Clinical Advances in Hematology & Oncology
August 2014, Volume 12, Issue 8
Sometimes you just can’t teach a young dog bad tricks.
We are approaching the third week of having the new fellows at our institution. There were the expected glitches—eg, their being locked out of the fellows’ room—but overall things have been going quite smoothly. One of my goals for the new group, the first under my direct charge, is to make sure our hematology-oncology program lasts a full 3 years. Yes, fellows had previously been here for 3 years, but the third year was not supervised adequately and the performance of the fellows often became a bit questionable. For many, the final year was spent off in the ozone somewhere: studying for boards, moonlighting, watching videos on various diseases, and I have no idea what else.
The new approach is for the fellows who are not going into academics to spend at least 6 months in the clinic and to have the option of doing more, or to spend time in clinical research programs. I decided to take this proactive approach because what usually happens is that, midway through year 3, the fellows realize that they have serious gaps in their knowledge and scurry around to find a clinic that will accept them. Now they will have the opportunity to choose the clinics where they will spend their time. Those fellows going into academics will have milestones to meet so their progress can be monitored.
Friday tends to be a rather slow day in the clinic, especially in the summertime. One of the new fellows was assigned to be at the breast clinic in the morning, but arrived to find the attending physician away for the day. What happened next reminds me of the old cartoons in which the character with a decision to make has the devil on one shoulder and an angel on the other, both vying to be the one selected. The more senior fellows told him to just blow off the clinic and go home, which is obviously what they had been doing for more than 2 years. However, this diligent fellow found another active clinic and spent the day actually learning. I am proud of him, and hope the firsties can continue to keep the third-year wolves from their door.

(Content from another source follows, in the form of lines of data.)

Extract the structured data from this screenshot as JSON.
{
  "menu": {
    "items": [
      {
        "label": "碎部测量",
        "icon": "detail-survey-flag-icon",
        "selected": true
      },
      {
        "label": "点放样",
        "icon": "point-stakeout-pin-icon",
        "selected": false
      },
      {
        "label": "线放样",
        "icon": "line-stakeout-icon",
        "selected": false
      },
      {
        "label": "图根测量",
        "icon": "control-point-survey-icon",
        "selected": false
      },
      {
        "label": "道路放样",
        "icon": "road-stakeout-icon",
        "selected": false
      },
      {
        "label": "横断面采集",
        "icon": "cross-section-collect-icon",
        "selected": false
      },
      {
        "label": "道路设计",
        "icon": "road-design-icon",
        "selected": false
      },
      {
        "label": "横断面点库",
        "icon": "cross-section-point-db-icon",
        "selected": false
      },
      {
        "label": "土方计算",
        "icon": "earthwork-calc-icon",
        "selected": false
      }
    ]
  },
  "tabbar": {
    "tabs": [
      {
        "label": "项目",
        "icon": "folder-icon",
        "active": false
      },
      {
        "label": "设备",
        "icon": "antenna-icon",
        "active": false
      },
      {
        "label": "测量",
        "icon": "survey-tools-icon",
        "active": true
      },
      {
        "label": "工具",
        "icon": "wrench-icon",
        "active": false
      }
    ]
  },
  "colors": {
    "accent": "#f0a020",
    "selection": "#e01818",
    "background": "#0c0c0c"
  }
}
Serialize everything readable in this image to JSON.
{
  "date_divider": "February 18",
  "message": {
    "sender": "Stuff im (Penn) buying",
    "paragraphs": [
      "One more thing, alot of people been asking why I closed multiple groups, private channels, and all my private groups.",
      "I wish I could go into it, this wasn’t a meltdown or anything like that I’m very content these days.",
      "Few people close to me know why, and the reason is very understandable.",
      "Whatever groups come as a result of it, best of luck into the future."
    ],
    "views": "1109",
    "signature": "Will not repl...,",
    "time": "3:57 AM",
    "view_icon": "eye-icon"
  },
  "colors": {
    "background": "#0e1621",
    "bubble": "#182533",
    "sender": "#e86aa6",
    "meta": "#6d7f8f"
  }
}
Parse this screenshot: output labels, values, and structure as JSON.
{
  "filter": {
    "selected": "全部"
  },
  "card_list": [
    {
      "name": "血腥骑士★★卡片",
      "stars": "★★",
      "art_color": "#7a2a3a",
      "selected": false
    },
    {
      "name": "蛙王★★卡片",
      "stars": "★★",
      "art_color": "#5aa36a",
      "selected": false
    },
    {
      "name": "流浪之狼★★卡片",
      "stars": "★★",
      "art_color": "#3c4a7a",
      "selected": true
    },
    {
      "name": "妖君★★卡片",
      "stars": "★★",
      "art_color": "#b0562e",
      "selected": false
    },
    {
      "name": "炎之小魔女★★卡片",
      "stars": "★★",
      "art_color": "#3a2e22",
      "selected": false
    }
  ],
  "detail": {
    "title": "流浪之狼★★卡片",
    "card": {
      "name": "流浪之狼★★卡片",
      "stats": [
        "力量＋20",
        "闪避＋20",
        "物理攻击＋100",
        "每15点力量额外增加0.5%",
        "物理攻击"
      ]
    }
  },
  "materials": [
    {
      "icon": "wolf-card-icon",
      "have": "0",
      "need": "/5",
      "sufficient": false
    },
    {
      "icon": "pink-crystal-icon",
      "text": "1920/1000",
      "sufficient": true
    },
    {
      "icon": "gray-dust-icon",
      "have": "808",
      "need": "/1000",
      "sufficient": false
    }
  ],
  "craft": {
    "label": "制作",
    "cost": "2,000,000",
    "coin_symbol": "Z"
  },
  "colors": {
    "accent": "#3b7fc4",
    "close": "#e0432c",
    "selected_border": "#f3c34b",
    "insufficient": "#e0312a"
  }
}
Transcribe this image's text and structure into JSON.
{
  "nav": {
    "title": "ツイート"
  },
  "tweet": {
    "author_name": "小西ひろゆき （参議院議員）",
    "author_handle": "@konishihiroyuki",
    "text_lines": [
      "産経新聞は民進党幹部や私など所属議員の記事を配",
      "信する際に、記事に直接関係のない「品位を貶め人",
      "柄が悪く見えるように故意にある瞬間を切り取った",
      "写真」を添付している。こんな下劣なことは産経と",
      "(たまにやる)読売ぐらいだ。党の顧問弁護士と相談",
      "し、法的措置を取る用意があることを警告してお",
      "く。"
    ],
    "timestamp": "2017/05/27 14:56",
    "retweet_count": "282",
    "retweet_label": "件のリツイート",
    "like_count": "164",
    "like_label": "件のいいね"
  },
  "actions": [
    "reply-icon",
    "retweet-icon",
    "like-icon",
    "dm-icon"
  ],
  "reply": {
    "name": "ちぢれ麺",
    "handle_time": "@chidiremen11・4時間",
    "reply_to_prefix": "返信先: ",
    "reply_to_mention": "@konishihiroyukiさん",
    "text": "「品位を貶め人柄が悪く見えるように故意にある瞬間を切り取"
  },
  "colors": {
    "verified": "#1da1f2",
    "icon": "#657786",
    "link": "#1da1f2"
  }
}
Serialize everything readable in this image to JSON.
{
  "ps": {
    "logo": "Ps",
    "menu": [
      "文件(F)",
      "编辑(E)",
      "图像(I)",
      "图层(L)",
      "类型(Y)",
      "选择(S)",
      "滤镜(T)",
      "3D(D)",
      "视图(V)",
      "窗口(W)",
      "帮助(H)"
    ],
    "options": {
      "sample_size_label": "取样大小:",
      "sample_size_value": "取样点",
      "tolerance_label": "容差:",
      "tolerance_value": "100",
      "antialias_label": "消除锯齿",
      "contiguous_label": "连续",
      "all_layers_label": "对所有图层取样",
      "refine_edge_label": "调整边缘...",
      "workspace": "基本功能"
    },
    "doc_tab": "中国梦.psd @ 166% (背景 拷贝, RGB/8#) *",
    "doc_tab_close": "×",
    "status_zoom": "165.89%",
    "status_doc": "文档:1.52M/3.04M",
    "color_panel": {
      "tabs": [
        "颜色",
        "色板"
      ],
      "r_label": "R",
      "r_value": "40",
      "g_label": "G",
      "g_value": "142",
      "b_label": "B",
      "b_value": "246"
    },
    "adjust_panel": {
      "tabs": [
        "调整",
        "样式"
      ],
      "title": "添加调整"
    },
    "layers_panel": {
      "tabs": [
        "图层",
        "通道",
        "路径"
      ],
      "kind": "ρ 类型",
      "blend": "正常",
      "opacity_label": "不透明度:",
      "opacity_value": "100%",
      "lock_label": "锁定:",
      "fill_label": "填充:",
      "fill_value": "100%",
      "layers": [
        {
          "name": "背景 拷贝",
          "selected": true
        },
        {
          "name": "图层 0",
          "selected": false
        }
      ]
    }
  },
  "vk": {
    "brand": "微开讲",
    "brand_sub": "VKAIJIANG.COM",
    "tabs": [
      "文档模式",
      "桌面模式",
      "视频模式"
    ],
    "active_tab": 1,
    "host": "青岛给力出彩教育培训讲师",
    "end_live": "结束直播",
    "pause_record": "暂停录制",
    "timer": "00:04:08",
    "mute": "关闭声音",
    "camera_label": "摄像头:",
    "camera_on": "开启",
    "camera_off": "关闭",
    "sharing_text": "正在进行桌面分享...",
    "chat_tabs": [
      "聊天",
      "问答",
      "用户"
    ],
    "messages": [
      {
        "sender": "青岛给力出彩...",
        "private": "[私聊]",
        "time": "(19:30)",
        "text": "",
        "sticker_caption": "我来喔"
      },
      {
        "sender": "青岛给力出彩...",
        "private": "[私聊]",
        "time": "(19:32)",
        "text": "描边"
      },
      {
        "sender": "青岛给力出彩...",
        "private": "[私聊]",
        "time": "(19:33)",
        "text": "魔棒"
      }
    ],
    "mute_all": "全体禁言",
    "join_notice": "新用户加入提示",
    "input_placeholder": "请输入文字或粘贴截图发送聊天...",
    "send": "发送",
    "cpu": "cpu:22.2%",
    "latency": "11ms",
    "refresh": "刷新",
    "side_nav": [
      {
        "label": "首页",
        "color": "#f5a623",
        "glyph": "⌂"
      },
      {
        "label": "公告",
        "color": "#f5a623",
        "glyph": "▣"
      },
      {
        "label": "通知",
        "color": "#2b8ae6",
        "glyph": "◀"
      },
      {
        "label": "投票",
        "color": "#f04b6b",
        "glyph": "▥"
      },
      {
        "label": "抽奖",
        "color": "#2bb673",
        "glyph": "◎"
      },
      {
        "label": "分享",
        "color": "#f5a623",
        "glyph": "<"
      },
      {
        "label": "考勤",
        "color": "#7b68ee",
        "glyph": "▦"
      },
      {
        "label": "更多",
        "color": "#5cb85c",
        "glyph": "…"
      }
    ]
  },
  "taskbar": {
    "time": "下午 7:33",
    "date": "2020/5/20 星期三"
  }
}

Next week, I am off to the Pan Pacific Lymphoma Conference, which is being held on the Kohala Coast of Hawaii. It sounds like it will be splendid, once I get done with the 5 talks and 3 advisory boards I am committed to over a three-and-a-half-day period. Please stop by if you happen to be in the area; it is an excellent meeting and is held in a beautiful setting. To keep me occupied on the plane, I will be reading the most recent issue of Clinical Advances in Hematology & Oncology. When you embark on your own vacation this summer, don’t forget to take us along.
Until next month…
Bruce D. Cheson, MD